Chernobyl is in Ukraine but the fall-out was spread far and wide by the wind. Almost 7,000 children in Belarus, Russia and Ukraine have developed thyroid cancer, which is very rare in children. When Chernobyl exploded 31 years ago among the various radioactive materials released into the atmosphere was Caesium 137. The half life of Caesium 137 is 30 years. It takes 30 years for the radioactivity of the isotope to fall to half its original value. Then another 30 to fall to half again, and so on. Fall-out doesn’t just drop onto people; it goes into the soil and poisons vegetation, as newly reported evidence from the Czech Republic shows.

So what’s the chances of Donald Trump taking military action against a North Korea that will soon be capable of launching nuclear weapons against the US? 

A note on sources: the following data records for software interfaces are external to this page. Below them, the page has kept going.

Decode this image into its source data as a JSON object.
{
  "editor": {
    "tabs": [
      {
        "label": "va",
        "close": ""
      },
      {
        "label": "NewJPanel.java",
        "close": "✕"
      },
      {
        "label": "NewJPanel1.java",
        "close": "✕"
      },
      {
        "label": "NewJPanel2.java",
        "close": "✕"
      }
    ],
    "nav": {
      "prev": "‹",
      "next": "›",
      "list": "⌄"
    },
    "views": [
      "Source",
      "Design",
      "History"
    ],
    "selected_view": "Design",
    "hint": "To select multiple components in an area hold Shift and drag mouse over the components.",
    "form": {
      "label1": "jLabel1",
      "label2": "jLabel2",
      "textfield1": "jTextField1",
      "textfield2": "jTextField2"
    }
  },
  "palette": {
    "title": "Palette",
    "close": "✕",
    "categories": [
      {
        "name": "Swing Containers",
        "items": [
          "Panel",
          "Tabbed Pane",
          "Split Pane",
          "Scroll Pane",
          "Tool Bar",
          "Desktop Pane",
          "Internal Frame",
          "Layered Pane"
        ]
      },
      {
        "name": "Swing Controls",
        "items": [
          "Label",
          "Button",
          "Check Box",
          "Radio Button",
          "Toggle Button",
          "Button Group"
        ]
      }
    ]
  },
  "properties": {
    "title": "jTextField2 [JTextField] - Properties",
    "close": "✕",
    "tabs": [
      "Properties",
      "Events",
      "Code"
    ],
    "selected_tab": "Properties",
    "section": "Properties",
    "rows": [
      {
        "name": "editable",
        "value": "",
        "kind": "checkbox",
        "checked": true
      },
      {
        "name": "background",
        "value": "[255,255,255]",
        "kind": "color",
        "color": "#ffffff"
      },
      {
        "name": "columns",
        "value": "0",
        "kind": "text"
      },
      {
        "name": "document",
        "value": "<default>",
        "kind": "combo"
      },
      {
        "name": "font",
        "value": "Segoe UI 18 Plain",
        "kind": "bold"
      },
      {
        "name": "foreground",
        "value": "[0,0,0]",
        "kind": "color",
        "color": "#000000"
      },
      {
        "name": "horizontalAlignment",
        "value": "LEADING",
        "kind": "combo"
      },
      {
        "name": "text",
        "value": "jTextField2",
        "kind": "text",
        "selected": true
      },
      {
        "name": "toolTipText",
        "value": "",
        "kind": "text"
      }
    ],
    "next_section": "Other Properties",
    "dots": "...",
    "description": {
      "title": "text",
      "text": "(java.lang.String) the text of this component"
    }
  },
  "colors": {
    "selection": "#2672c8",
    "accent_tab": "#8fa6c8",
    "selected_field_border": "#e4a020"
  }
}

A favourite meat in the Czech Republic is wild boar. According to Reuters “a cold and snowy winter is forcing [the wild boar] to feed on false truffles, an underground mushroom common in the Sumava mountain region shared by Czechs, Austrians, Germans.”  Of 614 wild boars that were tested for Caesium 137 before being served up in goulash, 47% were above the limit deemed safe. You could probably gorge on wild boar-Caesium 137 infused meat for quite a while before any real damage was done – but no-one wants to test that hypothesis.

When a 13 kiloton atomic bomb was dropped over Hiroshima on 6 August 1945 there were perhaps as many 100,000 swift deaths. Many more, over many years, followed, as a result of the cancers created among the survivors. Those with the worst exposure, who received a radiation dose of 4 sieverts, the equivalent of having 500 CAT scans at once, the chance of contracting leukemia was as much as 40 times higher than normal.

So what’s the chances of Donald Trump taking military action against a North Korea that will soon be capable of launching nuclear weapons against the US? He’ll have to make up his mind very soon – we probably have only two or three years before he can act without incurring an unacceptable risk of nuclear retaliation against the US mainland. One thing is sure – he won’t want to go down in history as the President who let “Little Rocket Man” get away with it, whatever that means.

Now: back to stockpiling food for my inner refuge.